I want what I want
It was this pent-up urge to buy that sent stocks higher. No bad news could prevent the market from rising. Investors simply wanted to own stocks again and recapture some of their hefty losses.
Just as extreme pessimism marked the bottom of the down-turn, the ETF Profit Strategy Newsletter predicted that extreme optimism would make a top. In fact, the late stages of this rally could be identified by a “the worst is over” sentiment.
No progress but much change
Throughout the fourth quarter of 2009 stocks moved higher. Even though the major indexes gained only a few percentage points from October – January, the resilience against any bad news had transformed a record number of investors into long-term bulls.
By early January, investor optimism had reached extremes not seen since 1987, 2000 and 2007 (depending on the data used). For the first time investors had more money invested in stocks than at the height of the technology boom in early 2000.
For contrarian investors, this was a huge red flag. On January 15, 2010, the ETF Profit Strategy Newsletter’s Market Meter stated the following: “Dow 10,710 and S&P 1,148 might very well mark the high water mark for 2010. A major trend reversal at current prices would be consistent with all our indicators.”

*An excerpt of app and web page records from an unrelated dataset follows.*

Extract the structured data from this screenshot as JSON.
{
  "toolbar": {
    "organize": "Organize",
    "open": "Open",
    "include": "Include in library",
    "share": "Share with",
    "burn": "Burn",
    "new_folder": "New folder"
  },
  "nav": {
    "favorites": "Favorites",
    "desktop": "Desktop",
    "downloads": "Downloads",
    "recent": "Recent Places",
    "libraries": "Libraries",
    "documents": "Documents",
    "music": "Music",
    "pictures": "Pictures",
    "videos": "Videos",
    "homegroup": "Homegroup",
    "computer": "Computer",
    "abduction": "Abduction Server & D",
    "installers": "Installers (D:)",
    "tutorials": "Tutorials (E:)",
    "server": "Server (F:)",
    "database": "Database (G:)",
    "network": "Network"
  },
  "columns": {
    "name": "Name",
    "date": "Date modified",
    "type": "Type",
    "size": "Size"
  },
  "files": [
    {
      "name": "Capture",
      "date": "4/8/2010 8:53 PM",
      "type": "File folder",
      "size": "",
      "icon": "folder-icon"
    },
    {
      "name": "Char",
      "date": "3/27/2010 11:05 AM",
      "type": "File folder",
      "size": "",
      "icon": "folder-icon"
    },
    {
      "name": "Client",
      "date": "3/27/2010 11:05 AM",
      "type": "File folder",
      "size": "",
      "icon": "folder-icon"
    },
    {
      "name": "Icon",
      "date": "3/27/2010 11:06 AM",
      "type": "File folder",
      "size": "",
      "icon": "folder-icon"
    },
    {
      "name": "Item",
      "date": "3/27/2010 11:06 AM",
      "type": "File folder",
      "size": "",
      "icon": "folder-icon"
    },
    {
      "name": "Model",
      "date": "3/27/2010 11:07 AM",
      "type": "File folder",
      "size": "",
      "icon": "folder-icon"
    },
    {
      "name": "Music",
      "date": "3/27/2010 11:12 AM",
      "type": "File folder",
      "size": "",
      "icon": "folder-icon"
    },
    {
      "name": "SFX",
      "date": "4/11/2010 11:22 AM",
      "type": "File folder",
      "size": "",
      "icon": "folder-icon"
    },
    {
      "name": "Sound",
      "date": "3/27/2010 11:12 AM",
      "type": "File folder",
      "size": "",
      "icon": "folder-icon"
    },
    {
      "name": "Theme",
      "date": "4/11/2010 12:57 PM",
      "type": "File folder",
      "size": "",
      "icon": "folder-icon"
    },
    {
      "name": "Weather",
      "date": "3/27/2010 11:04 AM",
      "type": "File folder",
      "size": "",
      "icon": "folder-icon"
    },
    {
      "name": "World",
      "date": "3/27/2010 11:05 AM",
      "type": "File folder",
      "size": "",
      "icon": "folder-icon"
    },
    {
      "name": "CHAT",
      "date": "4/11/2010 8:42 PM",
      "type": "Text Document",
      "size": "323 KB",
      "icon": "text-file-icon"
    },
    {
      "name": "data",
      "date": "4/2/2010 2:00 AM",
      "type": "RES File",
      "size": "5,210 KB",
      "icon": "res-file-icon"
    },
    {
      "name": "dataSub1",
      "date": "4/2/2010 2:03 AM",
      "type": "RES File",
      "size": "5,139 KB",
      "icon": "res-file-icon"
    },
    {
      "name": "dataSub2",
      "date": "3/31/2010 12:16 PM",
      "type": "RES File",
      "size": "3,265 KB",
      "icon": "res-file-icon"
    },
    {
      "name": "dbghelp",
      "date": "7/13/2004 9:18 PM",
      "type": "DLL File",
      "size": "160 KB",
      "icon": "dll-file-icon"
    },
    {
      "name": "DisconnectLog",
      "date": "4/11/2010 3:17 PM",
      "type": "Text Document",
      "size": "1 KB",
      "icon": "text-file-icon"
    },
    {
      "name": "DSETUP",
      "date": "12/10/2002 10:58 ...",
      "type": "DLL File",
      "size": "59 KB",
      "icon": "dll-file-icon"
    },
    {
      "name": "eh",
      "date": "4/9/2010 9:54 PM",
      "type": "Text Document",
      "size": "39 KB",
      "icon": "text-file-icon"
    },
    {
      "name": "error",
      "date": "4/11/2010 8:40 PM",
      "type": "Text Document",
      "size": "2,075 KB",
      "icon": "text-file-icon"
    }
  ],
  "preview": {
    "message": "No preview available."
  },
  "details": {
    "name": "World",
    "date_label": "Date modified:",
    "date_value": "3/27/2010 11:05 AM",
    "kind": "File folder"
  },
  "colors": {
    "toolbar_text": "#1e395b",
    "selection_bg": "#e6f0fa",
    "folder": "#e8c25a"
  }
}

The market staged one more minor high two trading days later and has fallen precipitously since. Recommended ETFs like the Direxion Daily Financial Bear 3x Shares (NYSEArca: FAZ), UltraShort QQQ ProShares (NYSEArca: QID), and UltraShort Financial ProShares (NYSEArca: SKF) have gained 10%, 15% and more.
The one constant
On a daily basis, economic news comes and goes. Some will influence the market, others won’t. If you’ve been following news reports and corresponding stock prices, you will have noticed that the correlation between good news and higher prices or bad news and lower prices is less than obvious.
What remains constant, however, is the pattern of behavior investors have established for hundreds of years. Extremes in sentiment which invariably result in extreme reactions. This is called the herding effect and is rather predictable.
Crowd behavior of investors is largely driven by perception. The perception that stocks will continue to rise is starting to change, if it hasn’t already. Soon investors will refocus on valuations to see if a stock is worth its price tag. It was the return to due diligence that pummeled stock prices throughout 2008.
Interestingly, the 2008 declines were also preceded by extreme optimism and a feeling that stocks have nowhere to go but up.
Historically, stocks are grossly overvalued and due for another major correction. How major?
The ETF Profit Strategy Newsletter includes a detailed short, mid and long-term forecast along with a target-range for the ultimate market bottom based on historically indisputable evidence.